◆ PROBLEM:
Where the word "GamePanel" shows up in the entries below, please copy the whole line.

● ● ● ● ●

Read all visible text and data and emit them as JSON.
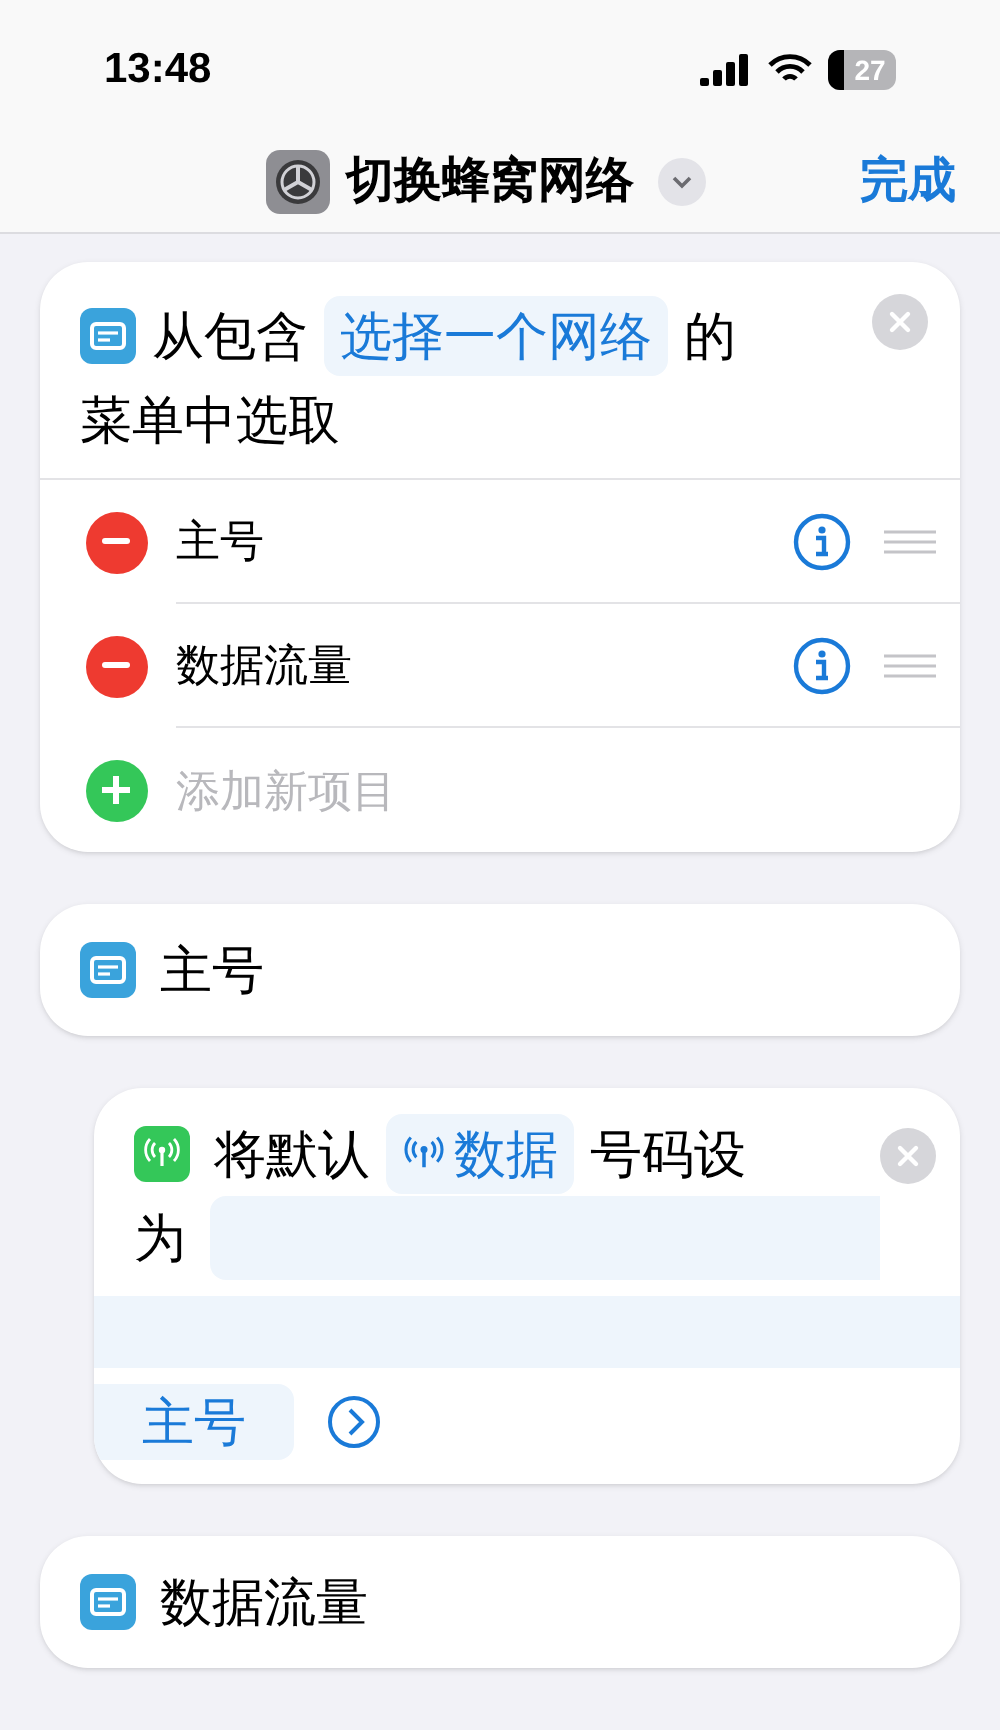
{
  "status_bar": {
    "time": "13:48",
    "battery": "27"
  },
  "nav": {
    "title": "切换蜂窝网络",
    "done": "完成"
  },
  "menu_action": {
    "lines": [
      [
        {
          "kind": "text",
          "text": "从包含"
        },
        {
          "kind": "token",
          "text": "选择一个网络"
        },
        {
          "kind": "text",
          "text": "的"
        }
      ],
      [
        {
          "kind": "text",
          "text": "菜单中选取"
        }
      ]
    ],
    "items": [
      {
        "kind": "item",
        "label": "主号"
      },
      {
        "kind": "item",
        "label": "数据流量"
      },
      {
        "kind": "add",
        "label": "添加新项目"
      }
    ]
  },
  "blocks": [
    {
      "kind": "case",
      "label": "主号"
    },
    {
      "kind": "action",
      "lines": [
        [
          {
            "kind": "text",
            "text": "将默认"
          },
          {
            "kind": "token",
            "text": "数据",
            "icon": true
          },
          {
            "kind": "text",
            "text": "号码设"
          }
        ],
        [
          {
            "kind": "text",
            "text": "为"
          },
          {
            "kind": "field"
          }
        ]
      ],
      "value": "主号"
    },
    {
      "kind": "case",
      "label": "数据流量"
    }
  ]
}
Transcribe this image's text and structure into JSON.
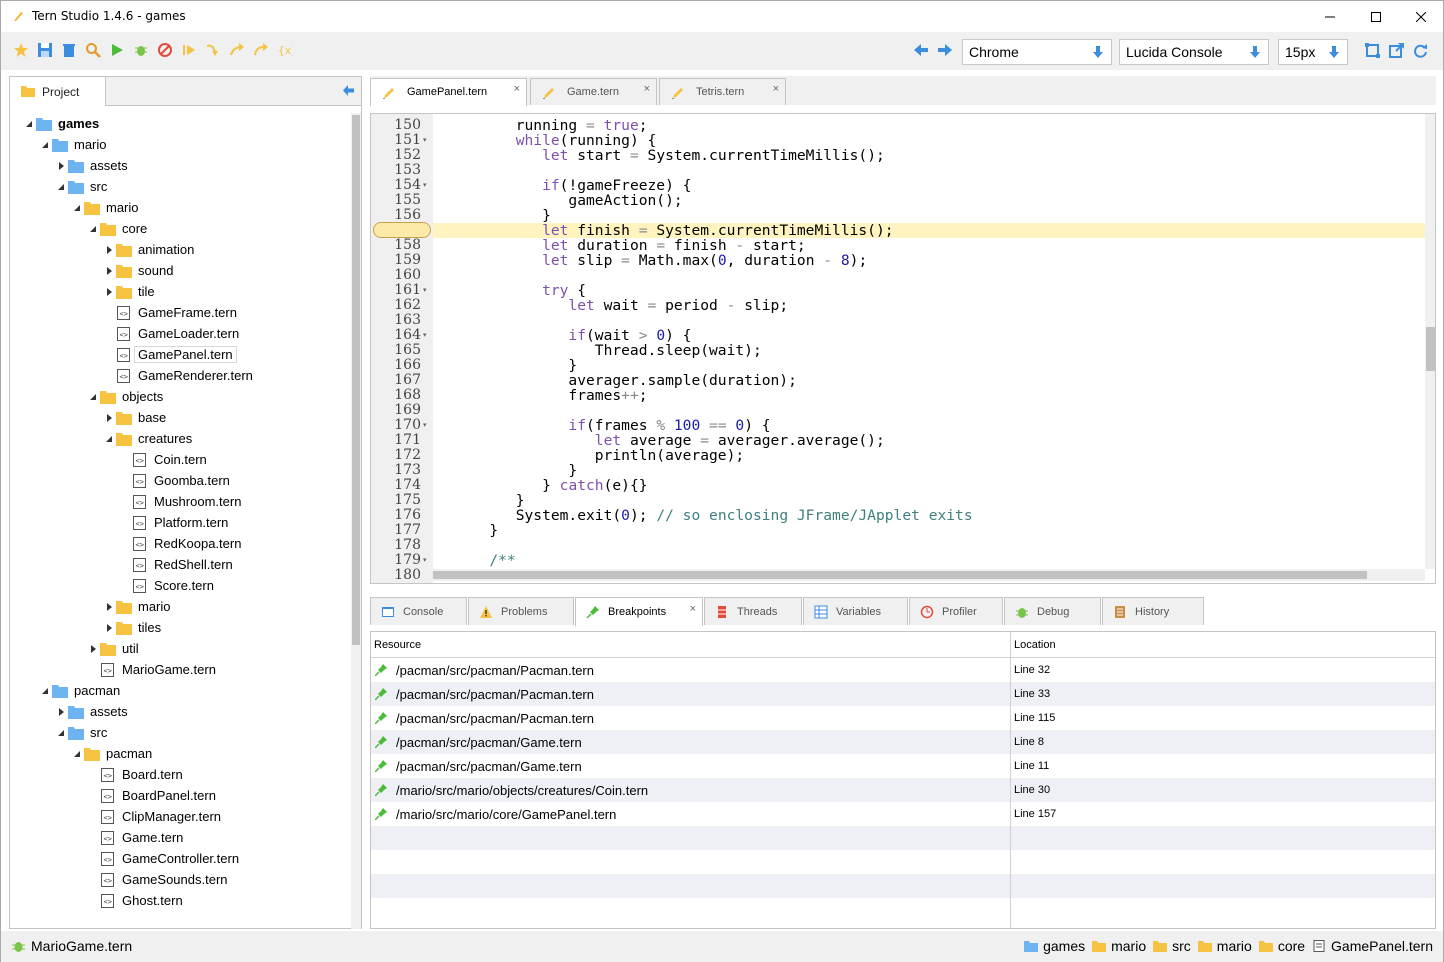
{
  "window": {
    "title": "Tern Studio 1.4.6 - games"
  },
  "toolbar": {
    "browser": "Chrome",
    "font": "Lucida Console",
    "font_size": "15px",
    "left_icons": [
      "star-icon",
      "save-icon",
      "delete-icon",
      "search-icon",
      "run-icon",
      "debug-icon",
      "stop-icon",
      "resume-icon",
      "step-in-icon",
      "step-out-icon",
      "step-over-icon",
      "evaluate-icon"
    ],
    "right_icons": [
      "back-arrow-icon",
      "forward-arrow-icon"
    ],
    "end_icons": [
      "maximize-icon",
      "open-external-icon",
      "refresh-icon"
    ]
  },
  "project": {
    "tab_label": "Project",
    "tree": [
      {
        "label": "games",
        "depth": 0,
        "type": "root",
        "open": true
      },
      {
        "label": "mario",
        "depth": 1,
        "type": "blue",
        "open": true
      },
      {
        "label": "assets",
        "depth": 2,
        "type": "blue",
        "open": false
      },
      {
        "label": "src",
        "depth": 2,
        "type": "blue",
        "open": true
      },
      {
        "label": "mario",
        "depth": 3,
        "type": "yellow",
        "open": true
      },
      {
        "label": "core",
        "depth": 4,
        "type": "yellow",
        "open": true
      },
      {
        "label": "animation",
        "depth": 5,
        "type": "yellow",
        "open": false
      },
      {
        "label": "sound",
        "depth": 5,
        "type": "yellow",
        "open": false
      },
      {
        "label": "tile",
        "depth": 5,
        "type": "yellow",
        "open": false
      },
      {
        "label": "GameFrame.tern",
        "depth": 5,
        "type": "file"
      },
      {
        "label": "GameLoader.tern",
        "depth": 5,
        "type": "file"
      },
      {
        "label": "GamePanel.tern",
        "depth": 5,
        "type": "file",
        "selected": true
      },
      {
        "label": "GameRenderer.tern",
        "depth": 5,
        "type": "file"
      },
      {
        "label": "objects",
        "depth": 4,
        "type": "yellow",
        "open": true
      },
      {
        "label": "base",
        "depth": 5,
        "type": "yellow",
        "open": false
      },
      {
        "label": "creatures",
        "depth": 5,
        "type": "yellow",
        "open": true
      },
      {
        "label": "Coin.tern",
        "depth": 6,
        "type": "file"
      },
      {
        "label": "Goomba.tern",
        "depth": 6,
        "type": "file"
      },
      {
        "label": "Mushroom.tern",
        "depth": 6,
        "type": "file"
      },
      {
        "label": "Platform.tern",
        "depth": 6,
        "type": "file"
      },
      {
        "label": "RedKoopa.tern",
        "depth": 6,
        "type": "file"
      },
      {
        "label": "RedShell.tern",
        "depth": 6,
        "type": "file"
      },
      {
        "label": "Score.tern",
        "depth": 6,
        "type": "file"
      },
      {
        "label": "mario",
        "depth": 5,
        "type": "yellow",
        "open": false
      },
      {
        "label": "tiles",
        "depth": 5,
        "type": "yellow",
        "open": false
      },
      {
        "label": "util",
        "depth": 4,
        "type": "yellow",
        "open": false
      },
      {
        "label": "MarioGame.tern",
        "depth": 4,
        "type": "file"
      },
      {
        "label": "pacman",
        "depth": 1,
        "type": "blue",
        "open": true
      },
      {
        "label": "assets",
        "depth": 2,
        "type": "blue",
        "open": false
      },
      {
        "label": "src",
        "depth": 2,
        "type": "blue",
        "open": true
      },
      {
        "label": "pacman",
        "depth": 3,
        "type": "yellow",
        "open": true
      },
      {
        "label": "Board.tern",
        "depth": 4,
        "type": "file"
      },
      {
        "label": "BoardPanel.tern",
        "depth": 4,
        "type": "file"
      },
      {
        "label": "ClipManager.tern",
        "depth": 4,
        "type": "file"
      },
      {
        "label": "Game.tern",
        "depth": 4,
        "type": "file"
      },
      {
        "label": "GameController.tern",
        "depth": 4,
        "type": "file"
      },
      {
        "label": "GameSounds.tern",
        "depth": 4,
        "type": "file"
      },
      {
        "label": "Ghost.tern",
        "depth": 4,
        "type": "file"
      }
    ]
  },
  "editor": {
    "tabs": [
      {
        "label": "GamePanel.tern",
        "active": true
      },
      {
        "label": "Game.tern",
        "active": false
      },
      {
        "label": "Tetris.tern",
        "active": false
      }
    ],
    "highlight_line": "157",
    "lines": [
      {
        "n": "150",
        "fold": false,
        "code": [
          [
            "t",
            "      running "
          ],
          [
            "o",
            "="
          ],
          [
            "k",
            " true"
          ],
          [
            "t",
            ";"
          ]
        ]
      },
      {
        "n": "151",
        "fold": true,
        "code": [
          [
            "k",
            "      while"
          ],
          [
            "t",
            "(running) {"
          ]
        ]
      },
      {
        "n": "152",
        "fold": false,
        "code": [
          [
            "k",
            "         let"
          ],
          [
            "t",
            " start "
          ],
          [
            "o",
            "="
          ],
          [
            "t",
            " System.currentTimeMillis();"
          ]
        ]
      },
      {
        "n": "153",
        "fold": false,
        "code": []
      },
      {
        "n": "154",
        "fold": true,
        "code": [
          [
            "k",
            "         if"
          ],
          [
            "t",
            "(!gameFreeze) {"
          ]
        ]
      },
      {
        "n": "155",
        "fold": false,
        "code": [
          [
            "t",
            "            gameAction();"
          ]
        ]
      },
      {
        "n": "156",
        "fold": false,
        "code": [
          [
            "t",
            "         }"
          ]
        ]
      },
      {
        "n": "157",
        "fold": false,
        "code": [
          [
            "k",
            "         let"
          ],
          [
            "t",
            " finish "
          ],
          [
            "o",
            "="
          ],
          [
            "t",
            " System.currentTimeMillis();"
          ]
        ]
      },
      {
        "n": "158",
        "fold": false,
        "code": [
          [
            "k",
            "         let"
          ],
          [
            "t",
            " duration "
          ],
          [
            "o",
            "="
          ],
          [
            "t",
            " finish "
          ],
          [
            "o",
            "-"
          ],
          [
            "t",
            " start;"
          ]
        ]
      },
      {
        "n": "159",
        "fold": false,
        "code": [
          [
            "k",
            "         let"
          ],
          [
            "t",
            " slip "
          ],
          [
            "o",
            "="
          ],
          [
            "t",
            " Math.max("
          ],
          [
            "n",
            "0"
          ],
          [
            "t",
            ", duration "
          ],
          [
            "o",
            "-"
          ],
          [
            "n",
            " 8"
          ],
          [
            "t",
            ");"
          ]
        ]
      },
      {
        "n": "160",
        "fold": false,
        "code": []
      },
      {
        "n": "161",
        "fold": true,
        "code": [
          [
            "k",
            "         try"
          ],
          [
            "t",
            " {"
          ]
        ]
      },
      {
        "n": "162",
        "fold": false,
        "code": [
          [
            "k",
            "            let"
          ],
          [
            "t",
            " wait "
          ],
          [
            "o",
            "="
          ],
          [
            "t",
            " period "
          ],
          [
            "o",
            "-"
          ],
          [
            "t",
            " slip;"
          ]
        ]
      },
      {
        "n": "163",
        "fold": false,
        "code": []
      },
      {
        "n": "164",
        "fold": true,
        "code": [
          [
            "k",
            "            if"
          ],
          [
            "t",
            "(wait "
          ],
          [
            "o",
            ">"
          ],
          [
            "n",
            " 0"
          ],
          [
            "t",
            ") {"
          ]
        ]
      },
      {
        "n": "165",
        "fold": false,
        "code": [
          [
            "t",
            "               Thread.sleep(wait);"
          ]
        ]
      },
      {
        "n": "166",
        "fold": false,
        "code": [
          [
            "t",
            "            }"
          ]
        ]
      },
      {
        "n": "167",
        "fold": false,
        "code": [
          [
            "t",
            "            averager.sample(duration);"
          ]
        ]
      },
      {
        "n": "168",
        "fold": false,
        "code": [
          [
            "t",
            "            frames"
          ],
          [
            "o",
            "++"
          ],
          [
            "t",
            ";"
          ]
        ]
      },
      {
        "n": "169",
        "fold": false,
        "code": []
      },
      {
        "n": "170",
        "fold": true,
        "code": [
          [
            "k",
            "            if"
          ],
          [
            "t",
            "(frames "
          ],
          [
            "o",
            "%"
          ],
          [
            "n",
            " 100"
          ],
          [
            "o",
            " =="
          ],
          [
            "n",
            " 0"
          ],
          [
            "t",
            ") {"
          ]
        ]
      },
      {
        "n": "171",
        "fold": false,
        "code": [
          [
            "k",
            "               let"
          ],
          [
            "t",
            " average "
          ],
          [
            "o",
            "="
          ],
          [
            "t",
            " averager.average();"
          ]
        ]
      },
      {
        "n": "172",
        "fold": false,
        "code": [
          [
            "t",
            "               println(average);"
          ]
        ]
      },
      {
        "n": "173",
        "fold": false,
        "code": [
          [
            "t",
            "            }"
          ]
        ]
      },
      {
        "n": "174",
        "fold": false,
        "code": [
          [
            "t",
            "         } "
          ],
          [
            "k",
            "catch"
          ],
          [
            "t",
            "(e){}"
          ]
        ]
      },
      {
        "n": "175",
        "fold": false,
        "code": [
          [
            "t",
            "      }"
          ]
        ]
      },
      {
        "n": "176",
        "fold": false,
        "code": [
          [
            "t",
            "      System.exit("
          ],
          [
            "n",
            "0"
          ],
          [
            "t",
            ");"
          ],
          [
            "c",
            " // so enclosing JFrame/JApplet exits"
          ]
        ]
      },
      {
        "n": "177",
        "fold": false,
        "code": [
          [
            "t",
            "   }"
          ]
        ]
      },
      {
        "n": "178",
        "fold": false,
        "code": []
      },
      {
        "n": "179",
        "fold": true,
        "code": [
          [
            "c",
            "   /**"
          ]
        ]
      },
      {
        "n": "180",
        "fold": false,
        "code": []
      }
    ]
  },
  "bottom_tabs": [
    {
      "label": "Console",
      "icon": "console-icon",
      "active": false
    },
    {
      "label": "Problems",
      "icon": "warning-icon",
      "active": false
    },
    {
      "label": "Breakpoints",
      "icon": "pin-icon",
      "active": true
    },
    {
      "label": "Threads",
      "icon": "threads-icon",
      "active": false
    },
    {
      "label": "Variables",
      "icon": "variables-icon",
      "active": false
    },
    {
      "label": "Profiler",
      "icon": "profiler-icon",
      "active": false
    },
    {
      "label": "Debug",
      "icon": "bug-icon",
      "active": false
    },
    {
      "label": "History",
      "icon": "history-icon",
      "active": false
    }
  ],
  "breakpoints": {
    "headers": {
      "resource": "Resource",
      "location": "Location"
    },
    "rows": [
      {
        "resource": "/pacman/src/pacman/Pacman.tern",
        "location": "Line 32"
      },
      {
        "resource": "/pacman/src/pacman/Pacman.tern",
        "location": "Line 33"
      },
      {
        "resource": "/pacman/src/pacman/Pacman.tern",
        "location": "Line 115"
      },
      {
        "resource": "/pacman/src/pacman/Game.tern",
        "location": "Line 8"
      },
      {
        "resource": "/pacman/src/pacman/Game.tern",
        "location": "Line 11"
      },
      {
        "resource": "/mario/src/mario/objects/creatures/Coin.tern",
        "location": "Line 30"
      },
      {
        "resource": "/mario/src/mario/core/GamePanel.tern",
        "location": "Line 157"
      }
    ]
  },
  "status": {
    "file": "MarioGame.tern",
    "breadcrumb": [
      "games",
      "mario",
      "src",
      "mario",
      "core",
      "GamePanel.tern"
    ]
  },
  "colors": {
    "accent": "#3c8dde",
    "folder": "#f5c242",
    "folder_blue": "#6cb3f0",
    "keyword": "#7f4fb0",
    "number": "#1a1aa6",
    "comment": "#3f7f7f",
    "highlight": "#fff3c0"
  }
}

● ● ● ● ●

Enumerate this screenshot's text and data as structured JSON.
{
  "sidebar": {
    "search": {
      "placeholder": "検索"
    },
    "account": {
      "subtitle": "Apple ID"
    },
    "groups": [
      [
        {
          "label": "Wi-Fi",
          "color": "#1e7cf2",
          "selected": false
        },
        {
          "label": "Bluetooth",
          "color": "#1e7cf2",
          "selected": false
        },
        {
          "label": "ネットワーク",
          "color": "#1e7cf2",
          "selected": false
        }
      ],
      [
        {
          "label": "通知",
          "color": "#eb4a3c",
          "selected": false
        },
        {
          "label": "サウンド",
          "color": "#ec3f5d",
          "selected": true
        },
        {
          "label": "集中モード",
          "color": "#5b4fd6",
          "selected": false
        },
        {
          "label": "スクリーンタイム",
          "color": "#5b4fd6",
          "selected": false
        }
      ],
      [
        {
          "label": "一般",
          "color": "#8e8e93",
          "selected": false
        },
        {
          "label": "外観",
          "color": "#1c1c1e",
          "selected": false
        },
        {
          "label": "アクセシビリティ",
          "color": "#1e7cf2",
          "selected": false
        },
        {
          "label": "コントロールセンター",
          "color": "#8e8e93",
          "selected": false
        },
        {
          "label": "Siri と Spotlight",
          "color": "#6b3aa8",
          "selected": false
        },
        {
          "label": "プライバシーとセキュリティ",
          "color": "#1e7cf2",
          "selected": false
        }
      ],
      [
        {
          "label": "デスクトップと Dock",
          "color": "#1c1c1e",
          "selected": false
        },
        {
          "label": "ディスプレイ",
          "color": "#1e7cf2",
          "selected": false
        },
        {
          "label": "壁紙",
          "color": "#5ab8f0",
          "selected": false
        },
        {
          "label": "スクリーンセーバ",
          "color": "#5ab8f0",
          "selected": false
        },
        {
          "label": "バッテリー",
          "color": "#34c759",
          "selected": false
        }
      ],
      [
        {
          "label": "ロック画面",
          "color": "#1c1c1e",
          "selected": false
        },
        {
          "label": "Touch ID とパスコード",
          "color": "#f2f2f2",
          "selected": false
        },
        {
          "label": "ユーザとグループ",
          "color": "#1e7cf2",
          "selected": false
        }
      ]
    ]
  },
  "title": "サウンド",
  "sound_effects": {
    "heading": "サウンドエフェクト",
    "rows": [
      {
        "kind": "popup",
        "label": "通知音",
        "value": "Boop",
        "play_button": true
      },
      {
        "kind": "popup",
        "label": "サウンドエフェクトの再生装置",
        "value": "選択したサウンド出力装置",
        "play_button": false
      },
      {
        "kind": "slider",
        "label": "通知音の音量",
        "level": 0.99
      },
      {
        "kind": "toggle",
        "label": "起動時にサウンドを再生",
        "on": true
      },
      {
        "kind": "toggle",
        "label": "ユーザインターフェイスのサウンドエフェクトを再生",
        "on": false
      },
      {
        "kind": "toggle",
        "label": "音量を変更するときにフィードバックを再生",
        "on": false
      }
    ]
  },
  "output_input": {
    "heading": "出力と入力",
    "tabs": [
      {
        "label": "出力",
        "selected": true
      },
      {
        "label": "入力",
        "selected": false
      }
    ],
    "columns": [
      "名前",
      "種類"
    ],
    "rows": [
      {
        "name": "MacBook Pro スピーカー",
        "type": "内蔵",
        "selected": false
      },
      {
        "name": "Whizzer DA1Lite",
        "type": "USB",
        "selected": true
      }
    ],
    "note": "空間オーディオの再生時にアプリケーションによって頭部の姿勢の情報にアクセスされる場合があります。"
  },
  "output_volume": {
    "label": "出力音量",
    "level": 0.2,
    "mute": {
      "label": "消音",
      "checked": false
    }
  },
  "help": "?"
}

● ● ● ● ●

◆ WRITTEN RESPONSE:
        "label": "GamePanel.tern",
        "label": "GamePanel.tern",
        "resource": "/mario/src/mario/core/GamePanel.tern",
      "GamePanel.tern"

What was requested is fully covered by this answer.